*** Begin section ***

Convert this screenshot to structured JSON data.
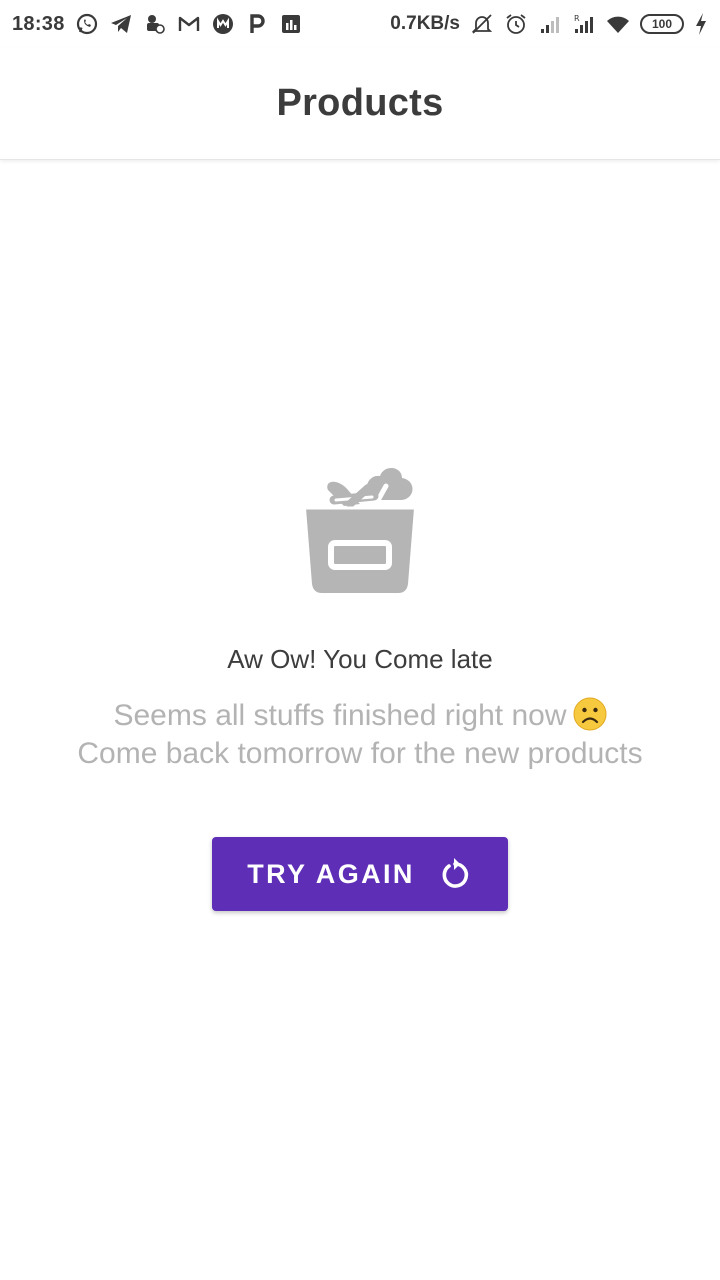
{
  "status_bar": {
    "time": "18:38",
    "network_speed": "0.7KB/s",
    "battery_level": "100",
    "left_icons": [
      "whatsapp-icon",
      "telegram-icon",
      "bell-app-icon",
      "gmail-icon",
      "media-app-icon",
      "p-app-icon",
      "stats-app-icon"
    ],
    "right_icons": [
      "muted-bell-icon",
      "alarm-icon",
      "signal-icon",
      "roaming-signal-icon",
      "wifi-icon",
      "battery-icon",
      "charging-icon"
    ]
  },
  "app_bar": {
    "title": "Products"
  },
  "empty_state": {
    "icon": "grocery-basket-icon",
    "headline": "Aw Ow! You Come late",
    "subtext_line1": "Seems all stuffs finished right now",
    "subtext_line2": "Come back tomorrow for the new products",
    "emoji": "sad-face-emoji"
  },
  "retry_button": {
    "label": "TRY AGAIN",
    "icon": "refresh-icon",
    "color": "#5e2eb6"
  }
}
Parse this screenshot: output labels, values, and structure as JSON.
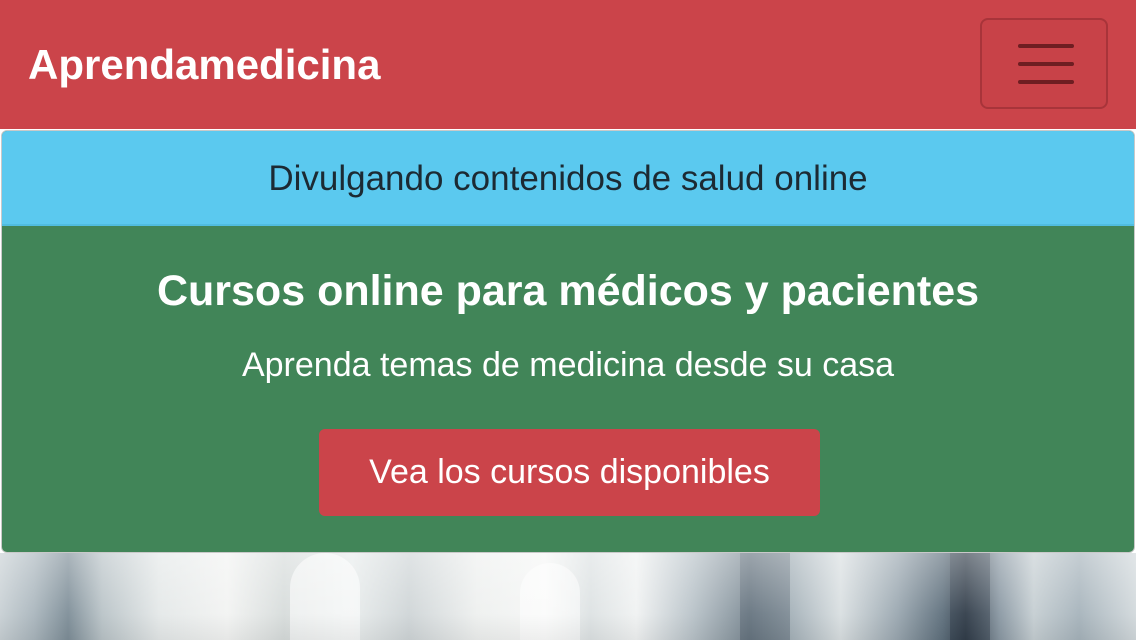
{
  "navbar": {
    "brand": "Aprendamedicina",
    "menu_toggle_icon": "hamburger-menu-icon",
    "background_color": "#cb444a"
  },
  "card": {
    "header": "Divulgando contenidos de salud online",
    "header_color": "#5bc9ef",
    "body_color": "#418558",
    "title": "Cursos online para médicos y pacientes",
    "text": "Aprenda temas de medicina desde su casa",
    "button_label": "Vea los cursos disponibles",
    "button_color": "#cb444a"
  },
  "hero_image": {
    "description_icon": "blurred-hospital-photo"
  }
}
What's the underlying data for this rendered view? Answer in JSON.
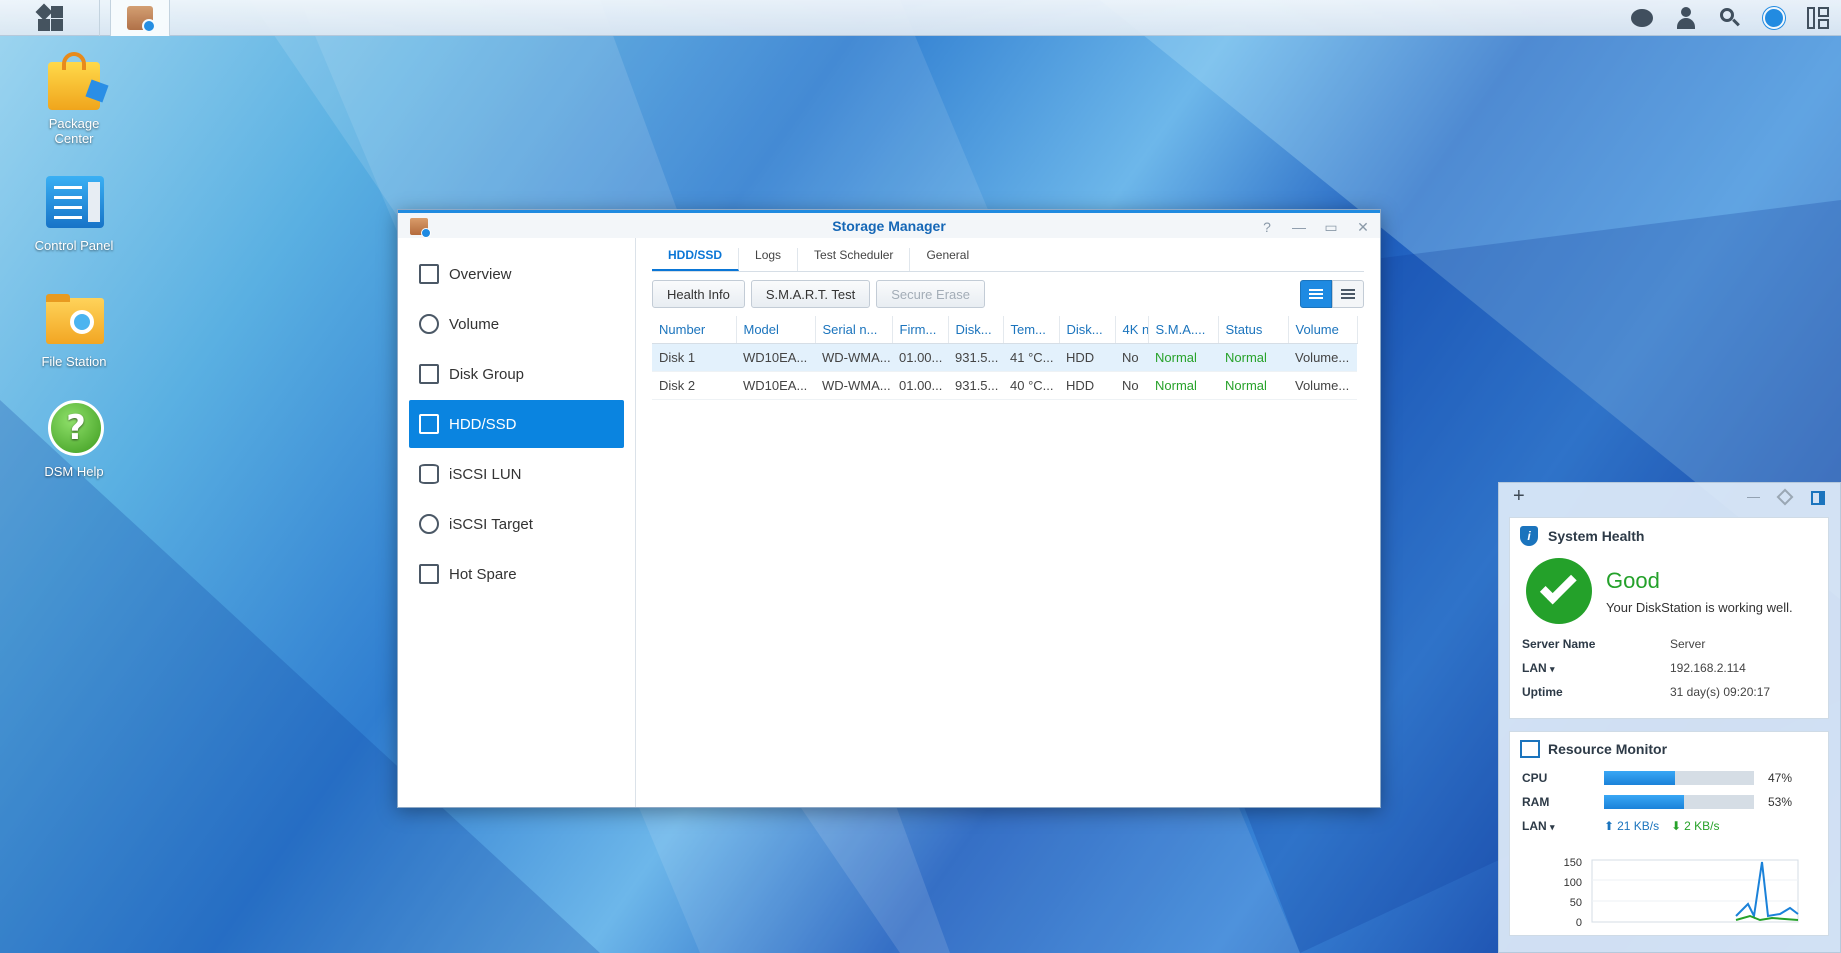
{
  "desktop": {
    "icons": [
      {
        "label": "Package\nCenter",
        "icon": "shopping-bag-icon"
      },
      {
        "label": "Control Panel",
        "icon": "control-panel-icon"
      },
      {
        "label": "File Station",
        "icon": "folder-search-icon"
      },
      {
        "label": "DSM Help",
        "icon": "help-icon"
      }
    ]
  },
  "taskbar": {
    "left_icons": [
      "apps-grid-icon",
      "storage-manager-icon"
    ],
    "right_icons": [
      "chat-icon",
      "user-icon",
      "search-icon",
      "options-icon",
      "widgets-icon"
    ]
  },
  "window": {
    "title": "Storage Manager",
    "controls": [
      "?",
      "—",
      "▭",
      "✕"
    ],
    "sidebar": [
      {
        "label": "Overview",
        "icon": "overview-icon",
        "active": false
      },
      {
        "label": "Volume",
        "icon": "volume-icon",
        "active": false
      },
      {
        "label": "Disk Group",
        "icon": "disk-group-icon",
        "active": false
      },
      {
        "label": "HDD/SSD",
        "icon": "hdd-icon",
        "active": true
      },
      {
        "label": "iSCSI LUN",
        "icon": "lun-icon",
        "active": false
      },
      {
        "label": "iSCSI Target",
        "icon": "target-icon",
        "active": false
      },
      {
        "label": "Hot Spare",
        "icon": "hot-spare-icon",
        "active": false
      }
    ],
    "tabs": [
      {
        "label": "HDD/SSD",
        "active": true
      },
      {
        "label": "Logs",
        "active": false
      },
      {
        "label": "Test Scheduler",
        "active": false
      },
      {
        "label": "General",
        "active": false
      }
    ],
    "toolbar": {
      "health_info": "Health Info",
      "smart_test": "S.M.A.R.T. Test",
      "secure_erase": "Secure Erase"
    },
    "table": {
      "columns": [
        "Number",
        "Model",
        "Serial n...",
        "Firm...",
        "Disk...",
        "Tem...",
        "Disk...",
        "4K n",
        "S.M.A....",
        "Status",
        "Volume"
      ],
      "rows": [
        [
          "Disk 1",
          "WD10EA...",
          "WD-WMA...",
          "01.00...",
          "931.5...",
          "41 °C...",
          "HDD",
          "No",
          "Normal",
          "Normal",
          "Volume..."
        ],
        [
          "Disk 2",
          "WD10EA...",
          "WD-WMA...",
          "01.00...",
          "931.5...",
          "40 °C...",
          "HDD",
          "No",
          "Normal",
          "Normal",
          "Volume..."
        ]
      ]
    }
  },
  "widgets": {
    "header": {
      "add": "+",
      "minimize": "—"
    },
    "health": {
      "title": "System Health",
      "status": "Good",
      "message": "Your DiskStation is working well.",
      "server_name_label": "Server Name",
      "server_name": "Server",
      "lan_label": "LAN",
      "lan_ip": "192.168.2.114",
      "uptime_label": "Uptime",
      "uptime": "31 day(s) 09:20:17"
    },
    "resource": {
      "title": "Resource Monitor",
      "cpu_label": "CPU",
      "cpu_percent": 47,
      "cpu_text": "47%",
      "ram_label": "RAM",
      "ram_percent": 53,
      "ram_text": "53%",
      "lan_label": "LAN",
      "upload": "21 KB/s",
      "download": "2 KB/s",
      "y_ticks": [
        "150",
        "100",
        "50",
        "0"
      ]
    }
  },
  "colors": {
    "accent": "#0a84e0",
    "ok_green": "#27a22a",
    "header_blue": "#1b74bd"
  }
}
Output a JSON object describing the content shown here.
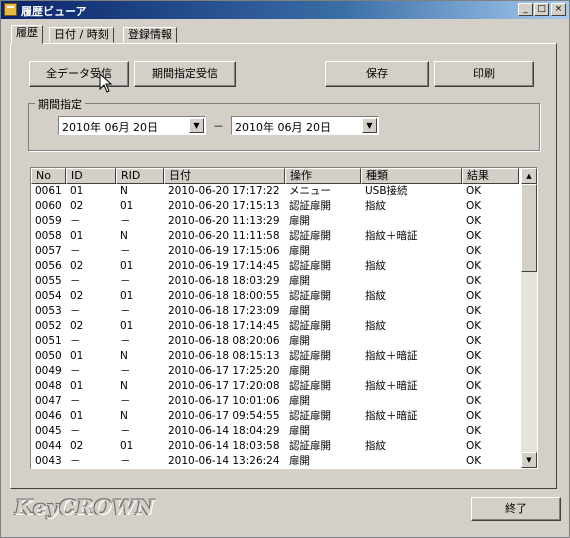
{
  "window": {
    "title": "履歴ビューア",
    "min_icon": "minimize-icon",
    "max_icon": "maximize-icon",
    "close_icon": "close-icon"
  },
  "tabs": [
    {
      "label": "履歴"
    },
    {
      "label": "日付 / 時刻"
    },
    {
      "label": "登録情報"
    }
  ],
  "toolbar": {
    "receive_all": "全データ受信",
    "receive_period": "期間指定受信",
    "save": "保存",
    "print": "印刷"
  },
  "period": {
    "label": "期間指定",
    "from": "2010年 06月 20日",
    "separator": "－",
    "to": "2010年 06月 20日"
  },
  "table": {
    "columns": [
      "No",
      "ID",
      "RID",
      "日付",
      "操作",
      "種類",
      "結果"
    ],
    "rows": [
      [
        "0061",
        "01",
        "N",
        "2010-06-20 17:17:22",
        "メニュー",
        "USB接続",
        "OK"
      ],
      [
        "0060",
        "02",
        "01",
        "2010-06-20 17:15:13",
        "認証扉開",
        "指紋",
        "OK"
      ],
      [
        "0059",
        "－",
        "－",
        "2010-06-20 11:13:29",
        "扉開",
        "",
        "OK"
      ],
      [
        "0058",
        "01",
        "N",
        "2010-06-20 11:11:58",
        "認証扉開",
        "指紋＋暗証",
        "OK"
      ],
      [
        "0057",
        "－",
        "－",
        "2010-06-19 17:15:06",
        "扉開",
        "",
        "OK"
      ],
      [
        "0056",
        "02",
        "01",
        "2010-06-19 17:14:45",
        "認証扉開",
        "指紋",
        "OK"
      ],
      [
        "0055",
        "－",
        "－",
        "2010-06-18 18:03:29",
        "扉開",
        "",
        "OK"
      ],
      [
        "0054",
        "02",
        "01",
        "2010-06-18 18:00:55",
        "認証扉開",
        "指紋",
        "OK"
      ],
      [
        "0053",
        "－",
        "－",
        "2010-06-18 17:23:09",
        "扉開",
        "",
        "OK"
      ],
      [
        "0052",
        "02",
        "01",
        "2010-06-18 17:14:45",
        "認証扉開",
        "指紋",
        "OK"
      ],
      [
        "0051",
        "－",
        "－",
        "2010-06-18 08:20:06",
        "扉開",
        "",
        "OK"
      ],
      [
        "0050",
        "01",
        "N",
        "2010-06-18 08:15:13",
        "認証扉開",
        "指紋＋暗証",
        "OK"
      ],
      [
        "0049",
        "－",
        "－",
        "2010-06-17 17:25:20",
        "扉開",
        "",
        "OK"
      ],
      [
        "0048",
        "01",
        "N",
        "2010-06-17 17:20:08",
        "認証扉開",
        "指紋＋暗証",
        "OK"
      ],
      [
        "0047",
        "－",
        "－",
        "2010-06-17 10:01:06",
        "扉開",
        "",
        "OK"
      ],
      [
        "0046",
        "01",
        "N",
        "2010-06-17 09:54:55",
        "認証扉開",
        "指紋＋暗証",
        "OK"
      ],
      [
        "0045",
        "－",
        "－",
        "2010-06-14 18:04:29",
        "扉開",
        "",
        "OK"
      ],
      [
        "0044",
        "02",
        "01",
        "2010-06-14 18:03:58",
        "認証扉開",
        "指紋",
        "OK"
      ],
      [
        "0043",
        "－",
        "－",
        "2010-06-14 13:26:24",
        "扉開",
        "",
        "OK"
      ]
    ]
  },
  "footer": {
    "logo": "KeyCROWN",
    "exit": "終了"
  }
}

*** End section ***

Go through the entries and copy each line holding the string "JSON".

### WRITTEN REPLY
Convert this screenshot to structured JSON data.
Parse this screenshot: output labels, values, and structure as JSON.
What's the underlying data for this rendered view? Answer in JSON.
Output a JSON object describing the content shown here.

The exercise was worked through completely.